── Task input ──

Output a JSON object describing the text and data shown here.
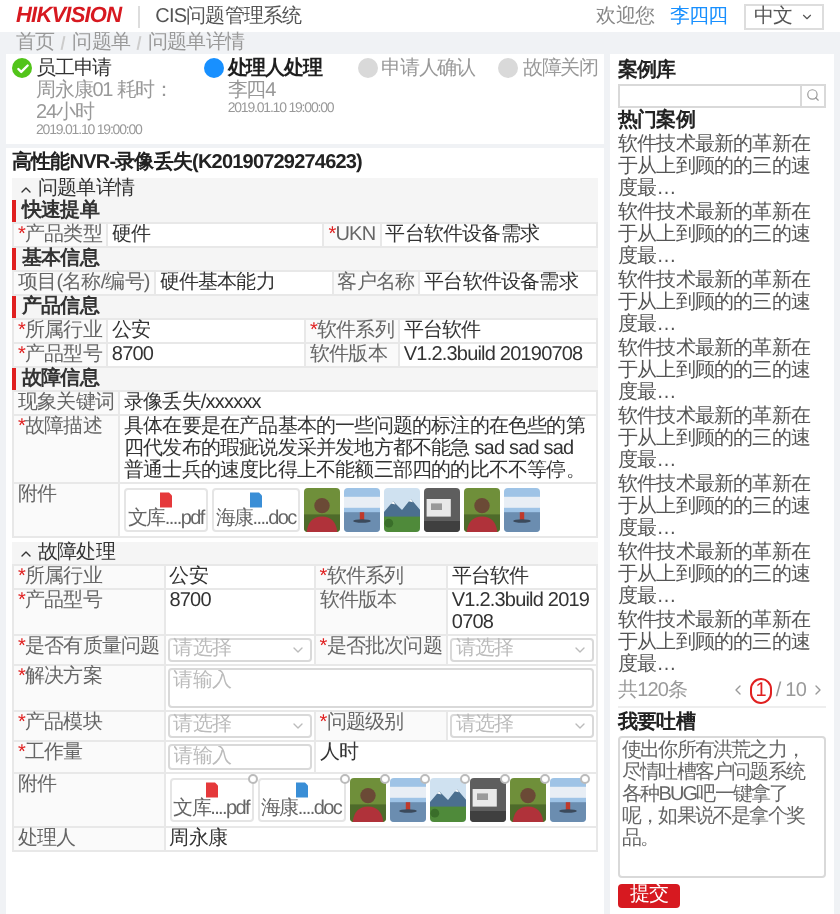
{
  "header": {
    "logo": "HIKVISION",
    "title": "CIS问题管理系统",
    "welcome": "欢迎您",
    "user": "李四四",
    "language": "中文"
  },
  "breadcrumb": [
    "首页",
    "问题单",
    "问题单详情"
  ],
  "steps": [
    {
      "label": "员工申请",
      "done": true,
      "current": false,
      "lines": [
        "周永康01 耗时：24小时",
        "2019.01.10 19:00:00"
      ]
    },
    {
      "label": "处理人处理",
      "done": false,
      "current": true,
      "lines": [
        "李四4",
        "2019.01.10 19:00:00"
      ]
    },
    {
      "label": "申请人确认",
      "done": false,
      "current": false
    },
    {
      "label": "故障关闭",
      "done": false,
      "current": false
    }
  ],
  "title": "高性能NVR-录像丢失(K20190729274623)",
  "sections": [
    {
      "heading": "问题单详情",
      "expanded": true,
      "groups": [
        {
          "title": "快速提单",
          "fields": [
            {
              "mark": "*",
              "label": "产品类型",
              "value": "硬件"
            },
            {
              "mark": "*",
              "label": "UKN",
              "value": "平台软件设备需求"
            }
          ]
        },
        {
          "title": "基本信息",
          "fields": [
            {
              "label": "项目(名称/编号)",
              "value": "硬件基本能力"
            },
            {
              "label": "客户名称",
              "value": "平台软件设备需求"
            }
          ]
        },
        {
          "title": "产品信息",
          "fields": [
            {
              "mark": "*",
              "label": "所属行业",
              "value": "公安"
            },
            {
              "mark": "*",
              "label": "软件系列",
              "value": "平台软件"
            },
            {
              "mark": "*",
              "label": "产品型号",
              "value": "8700"
            },
            {
              "label": "软件版本",
              "value": "V1.2.3build 20190708"
            }
          ]
        },
        {
          "title": "故障信息",
          "fields": [
            {
              "kind": "long",
              "label": "现象关键词",
              "value": "录像丢失/xxxxxx"
            },
            {
              "kind": "long",
              "mark": "*",
              "label": "故障描述",
              "value": "具体在要是在产品基本的一些问题的标注的在色些的第四代发布的瑕疵说发采并发地方都不能急 sad sad sad 普通士兵的速度比得上不能额三部四的的比不不等停。"
            },
            {
              "kind": "attachments",
              "label": "附件",
              "items": [
                {
                  "kind": "pdf",
                  "name": "文库....pdf"
                },
                {
                  "kind": "doc",
                  "name": "海康....doc"
                },
                {
                  "kind": "picture"
                },
                {
                  "kind": "picture"
                },
                {
                  "kind": "picture"
                },
                {
                  "kind": "picture"
                },
                {
                  "kind": "picture"
                },
                {
                  "kind": "picture"
                }
              ]
            }
          ]
        }
      ]
    },
    {
      "heading": "故障处理",
      "expanded": true,
      "groups": [
        {
          "fields": [
            {
              "mark": "*",
              "label": "所属行业",
              "value": "公安"
            },
            {
              "mark": "*",
              "label": "软件系列",
              "value": "平台软件"
            },
            {
              "mark": "*",
              "label": "产品型号",
              "value": "8700"
            },
            {
              "label": "软件版本",
              "value": "V1.2.3build 20190708"
            },
            {
              "kind": "select",
              "mark": "*",
              "label": "是否有质量问题",
              "placeholder": "请选择"
            },
            {
              "kind": "select",
              "mark": "*",
              "label": "是否批次问题",
              "placeholder": "请选择"
            },
            {
              "kind": "textarea",
              "mark": "*",
              "label": "解决方案",
              "placeholder": "请输入"
            },
            {
              "kind": "select",
              "mark": "*",
              "label": "产品模块",
              "placeholder": "请选择"
            },
            {
              "kind": "select",
              "mark": "*",
              "label": "问题级别",
              "placeholder": "请选择"
            },
            {
              "kind": "input",
              "mark": "*",
              "label": "工作量",
              "placeholder": "请输入",
              "unit": "人时"
            },
            {
              "kind": "attachments",
              "label": "附件",
              "items": [
                {
                  "kind": "pdf",
                  "name": "文库....pdf"
                },
                {
                  "kind": "doc",
                  "name": "海康....doc"
                },
                {
                  "kind": "picture"
                },
                {
                  "kind": "picture"
                },
                {
                  "kind": "picture"
                },
                {
                  "kind": "picture"
                },
                {
                  "kind": "picture"
                },
                {
                  "kind": "picture"
                }
              ],
              "removable": true
            },
            {
              "kind": "long",
              "label": "处理人",
              "value": "周永康"
            }
          ]
        }
      ]
    }
  ],
  "sidebar": {
    "title": "案例库",
    "hot_title": "热门案例",
    "cases": [
      "软件技术最新的革新在于从上到顾的的三的速度最…",
      "软件技术最新的革新在于从上到顾的的三的速度最…",
      "软件技术最新的革新在于从上到顾的的三的速度最…",
      "软件技术最新的革新在于从上到顾的的三的速度最…",
      "软件技术最新的革新在于从上到顾的的三的速度最…",
      "软件技术最新的革新在于从上到顾的的三的速度最…",
      "软件技术最新的革新在于从上到顾的的三的速度最…",
      "软件技术最新的革新在于从上到顾的的三的速度最…"
    ],
    "total": "共120条",
    "page": "1",
    "pages": "/ 10",
    "feedback_title": "我要吐槽",
    "feedback": "使出你所有洪荒之力，尽情吐槽客户问题系统各种BUG吧一键拿了呢，如果说不是拿个奖品。",
    "submit": "提交"
  }
}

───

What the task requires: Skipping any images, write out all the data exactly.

Answer section:
Output a JSON object describing the text and data shown here.
{
  "header": {
    "logo": "HIKVISION",
    "title": "CIS问题管理系统",
    "welcome": "欢迎您",
    "user": "李四四",
    "language": "中文"
  },
  "breadcrumb": [
    "首页",
    "问题单",
    "问题单详情"
  ],
  "steps": [
    {
      "label": "员工申请",
      "done": true,
      "current": false,
      "lines": [
        "周永康01 耗时：24小时",
        "2019.01.10 19:00:00"
      ]
    },
    {
      "label": "处理人处理",
      "done": false,
      "current": true,
      "lines": [
        "李四4",
        "2019.01.10 19:00:00"
      ]
    },
    {
      "label": "申请人确认",
      "done": false,
      "current": false
    },
    {
      "label": "故障关闭",
      "done": false,
      "current": false
    }
  ],
  "title": "高性能NVR-录像丢失(K20190729274623)",
  "sections": [
    {
      "heading": "问题单详情",
      "expanded": true,
      "groups": [
        {
          "title": "快速提单",
          "fields": [
            {
              "mark": "*",
              "label": "产品类型",
              "value": "硬件"
            },
            {
              "mark": "*",
              "label": "UKN",
              "value": "平台软件设备需求"
            }
          ]
        },
        {
          "title": "基本信息",
          "fields": [
            {
              "label": "项目(名称/编号)",
              "value": "硬件基本能力"
            },
            {
              "label": "客户名称",
              "value": "平台软件设备需求"
            }
          ]
        },
        {
          "title": "产品信息",
          "fields": [
            {
              "mark": "*",
              "label": "所属行业",
              "value": "公安"
            },
            {
              "mark": "*",
              "label": "软件系列",
              "value": "平台软件"
            },
            {
              "mark": "*",
              "label": "产品型号",
              "value": "8700"
            },
            {
              "label": "软件版本",
              "value": "V1.2.3build 20190708"
            }
          ]
        },
        {
          "title": "故障信息",
          "fields": [
            {
              "kind": "long",
              "label": "现象关键词",
              "value": "录像丢失/xxxxxx"
            },
            {
              "kind": "long",
              "mark": "*",
              "label": "故障描述",
              "value": "具体在要是在产品基本的一些问题的标注的在色些的第四代发布的瑕疵说发采并发地方都不能急 sad sad sad 普通士兵的速度比得上不能额三部四的的比不不等停。"
            },
            {
              "kind": "attachments",
              "label": "附件",
              "items": [
                {
                  "kind": "pdf",
                  "name": "文库....pdf"
                },
                {
                  "kind": "doc",
                  "name": "海康....doc"
                },
                {
                  "kind": "picture"
                },
                {
                  "kind": "picture"
                },
                {
                  "kind": "picture"
                },
                {
                  "kind": "picture"
                },
                {
                  "kind": "picture"
                },
                {
                  "kind": "picture"
                }
              ]
            }
          ]
        }
      ]
    },
    {
      "heading": "故障处理",
      "expanded": true,
      "groups": [
        {
          "fields": [
            {
              "mark": "*",
              "label": "所属行业",
              "value": "公安"
            },
            {
              "mark": "*",
              "label": "软件系列",
              "value": "平台软件"
            },
            {
              "mark": "*",
              "label": "产品型号",
              "value": "8700"
            },
            {
              "label": "软件版本",
              "value": "V1.2.3build 20190708"
            },
            {
              "kind": "select",
              "mark": "*",
              "label": "是否有质量问题",
              "placeholder": "请选择"
            },
            {
              "kind": "select",
              "mark": "*",
              "label": "是否批次问题",
              "placeholder": "请选择"
            },
            {
              "kind": "textarea",
              "mark": "*",
              "label": "解决方案",
              "placeholder": "请输入"
            },
            {
              "kind": "select",
              "mark": "*",
              "label": "产品模块",
              "placeholder": "请选择"
            },
            {
              "kind": "select",
              "mark": "*",
              "label": "问题级别",
              "placeholder": "请选择"
            },
            {
              "kind": "input",
              "mark": "*",
              "label": "工作量",
              "placeholder": "请输入",
              "unit": "人时"
            },
            {
              "kind": "attachments",
              "label": "附件",
              "items": [
                {
                  "kind": "pdf",
                  "name": "文库....pdf"
                },
                {
                  "kind": "doc",
                  "name": "海康....doc"
                },
                {
                  "kind": "picture"
                },
                {
                  "kind": "picture"
                },
                {
                  "kind": "picture"
                },
                {
                  "kind": "picture"
                },
                {
                  "kind": "picture"
                },
                {
                  "kind": "picture"
                }
              ],
              "removable": true
            },
            {
              "kind": "long",
              "label": "处理人",
              "value": "周永康"
            }
          ]
        }
      ]
    }
  ],
  "sidebar": {
    "title": "案例库",
    "hot_title": "热门案例",
    "cases": [
      "软件技术最新的革新在于从上到顾的的三的速度最…",
      "软件技术最新的革新在于从上到顾的的三的速度最…",
      "软件技术最新的革新在于从上到顾的的三的速度最…",
      "软件技术最新的革新在于从上到顾的的三的速度最…",
      "软件技术最新的革新在于从上到顾的的三的速度最…",
      "软件技术最新的革新在于从上到顾的的三的速度最…",
      "软件技术最新的革新在于从上到顾的的三的速度最…",
      "软件技术最新的革新在于从上到顾的的三的速度最…"
    ],
    "total": "共120条",
    "page": "1",
    "pages": "/ 10",
    "feedback_title": "我要吐槽",
    "feedback": "使出你所有洪荒之力，尽情吐槽客户问题系统各种BUG吧一键拿了呢，如果说不是拿个奖品。",
    "submit": "提交"
  }
}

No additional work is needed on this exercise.